Support The Moscow Times!

Head of Orthodox Church Blasts Social Media 'Disease'

Alexander Zemlianichenko / AP

Millions of young people who crave approval on social media are suffering from a "real disease," Russia's spiritual leader has said.

Patriarch Kirill, the head of Russia's Orthodox Church, said that young people were willing to risk their lives in a bid to win approval from their online followers. He claimed that the problem was rooted in vanity, the Interfax news agency reported.

"Some young people see no purpose in life except to get likes,” Kirill told worshippers at Moscow's Epiphany Cathedral on Tuesday. “If they have no other aim, then we should see that as a tragedy."

Online images also provoked the patriarch's outrage for “arousing sinful thoughts.”

"Civilization is going in the wrong direction,” he told the congregation.

Patriarch Kirill is currently touring Moscow's churches to mark the beginning of Lent. The Christian holiday, which began on Monday, sees Russian Orthodox believers shun alcohol, smoking, sexual intercourse, swearing and impure thoughts for 47 days. 

Many Russians also adopt a vegan diet for the duration of Lent, giving up meat, eggs, seafood and dairy products.

Read more

Independent journalism isn’t dead. You can help keep it alive.

As the only remaining independent, English-language news source reporting from Russia, The Moscow Times plays a critical role in connecting Russia to the world.

Editorial decisions are made entirely by journalists in our newsroom, who adhere to the highest ethical standards.
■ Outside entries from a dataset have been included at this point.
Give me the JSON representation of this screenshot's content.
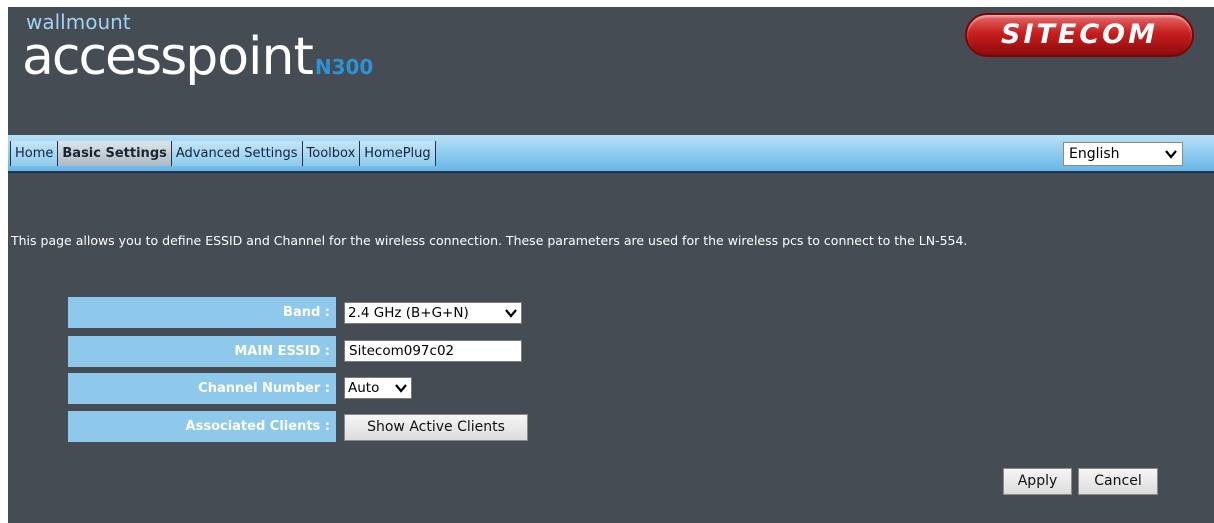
{
  "header": {
    "brand_small": "wallmount",
    "brand_access": "access",
    "brand_point": "point",
    "brand_model": "N300",
    "logo_text": "SITECOM"
  },
  "nav": {
    "tabs": [
      {
        "label": "Home",
        "active": false
      },
      {
        "label": "Basic Settings",
        "active": true
      },
      {
        "label": "Advanced Settings",
        "active": false
      },
      {
        "label": "Toolbox",
        "active": false
      },
      {
        "label": "HomePlug",
        "active": false
      }
    ],
    "language": {
      "selected": "English",
      "icon": "chevron-down-icon"
    }
  },
  "description": "This page allows you to define ESSID and Channel for the wireless connection. These parameters are used for the wireless pcs to connect to the LN-554.",
  "form": {
    "band": {
      "label": "Band :",
      "value": "2.4 GHz (B+G+N)"
    },
    "essid": {
      "label": "MAIN ESSID :",
      "value": "Sitecom097c02"
    },
    "channel": {
      "label": "Channel Number :",
      "value": "Auto"
    },
    "clients": {
      "label": "Associated Clients :",
      "button": "Show Active Clients"
    }
  },
  "actions": {
    "apply": "Apply",
    "cancel": "Cancel"
  },
  "colors": {
    "background": "#464c54",
    "label_bg": "#8ec8ea",
    "brand_accent": "#2d93d6",
    "logo_red": "#c81e1e"
  }
}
We fearlessly cover issues that are often considered off-limits or taboo in Russia, from domestic violence and LGBT issues to the climate crisis and a secretive nuclear blast that exposed unknowing doctors to radiation.

As we approach the holiday season, please consider making a one-time donation — or better still a recurring donation — to The Moscow Times to help us continue producing vital, high-quality journalism about the world’s largest country.